On August 11 the Irish Times published a reply from Rev Patrick Burke, below is my response, which, unfortunately was not published by the Irish Times.
If I may, I would like to address Rev Patrick Burke’s response (August 11th) to my letter of August 8th.
When I wrote
“Running state schools on a secular basis vindicates the rights of all parents to freedom of conscience, religion and beliefs.”
I used the standard dictionary definition of the word ‘secular’ to mean ‘non-religious.
“Running state schools on a non-religious basis vindicates the rights of all parents to freedom of conscience, religion and beliefs.”
On this basis the school day could include education about a diverse range of religions, philosophies and world-views but would be free from religious indoctrination, faith formation, sacrament preparation, religious symbols and religious practices and prayers.

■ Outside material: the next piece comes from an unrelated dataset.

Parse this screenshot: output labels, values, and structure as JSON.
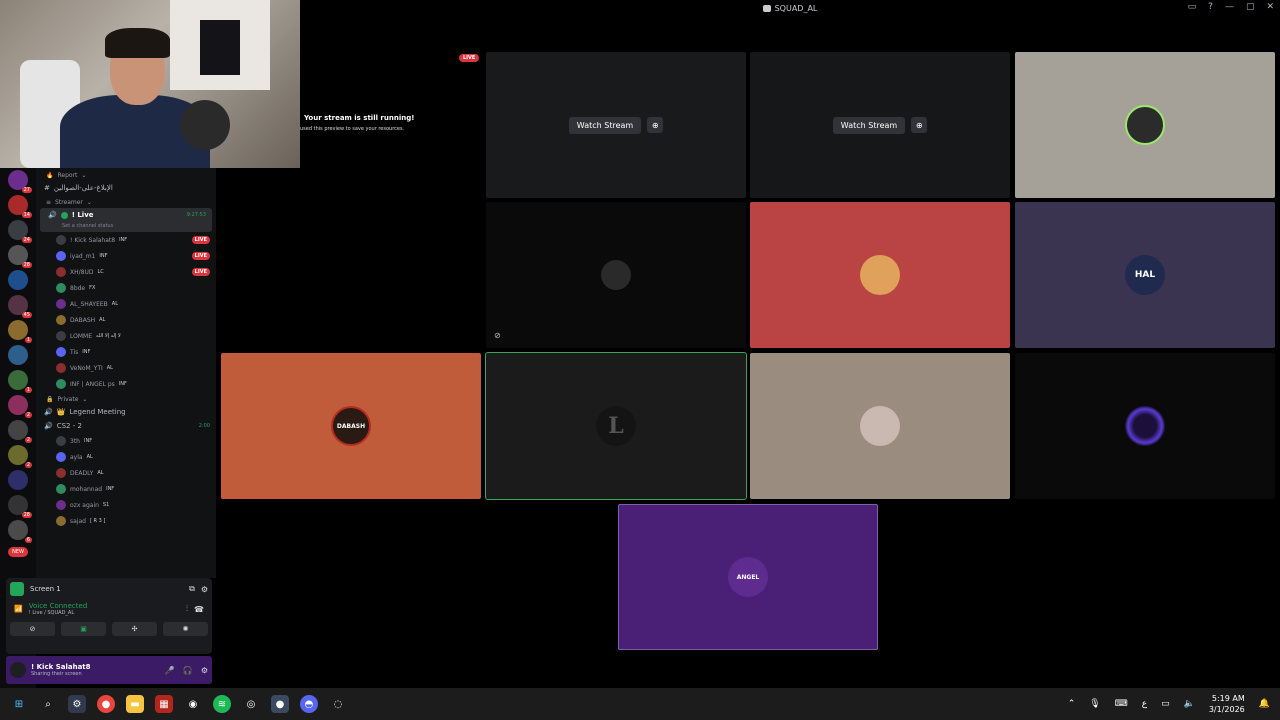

Minorities and Majorities
Rev Burke suggests that this secular approach gives pre-eminence to the belief of a minority over those of the vast majority. Rather than prioritising the beliefs of one group over another group this secular approach upholds the rights of all individuals by providing objective education about belief systems while delivering the wider curriculum in a non-religious way. Secular education is guided by international human rights law, the point of which is to avoid the ‘tyranny of the majority’.
According to the Central Statistics Office*, in 2011 the sum total of those with no religion, atheists and agnostics was 277, 237. In the same year there were 129,039 members of the Church of Ireland, 49,204 Muslims, 45,223 Orthodox Christians, 24,600 Presbyterians, 14,043 Apostolic and Pentecostals, 10,688 Hindus and 57,482 from other religions (Buddhist, Methodist, Jehovah’s Witness, Lutheran, Evangelical, Baptist, Jewish, Sikhism and Spiritualism etc.) In addition, 41,161 people gave a broad religious description of ‘Christian’.
In light of these statistics it is difficult to understand how non-Catholics or even just those of no religion can be described as a ‘tiny minority’.
The State acknowledges that the primary and natural educator of the child is the Family and guarantees to respect the inalienable right and duty of parents to provide, according to their means, for the religious and moral, intellectual, physical and social education of their children. (Article 42.1)
While Article 42.1 clearly articulates the inalienable right of parents to provide for religious education it does not, as Rev Burke suggests, infer that parents have a right to a denominational education for their children.
I am glad that Rev Burke feels that those who wish for a secular education for their children are entitled to it. I do not believe in ‘chest-thumping’ but I do believe that running state schools on a secular basis represents a realistic and equitable solution that embraces diversity and vindicates the rights of all parents.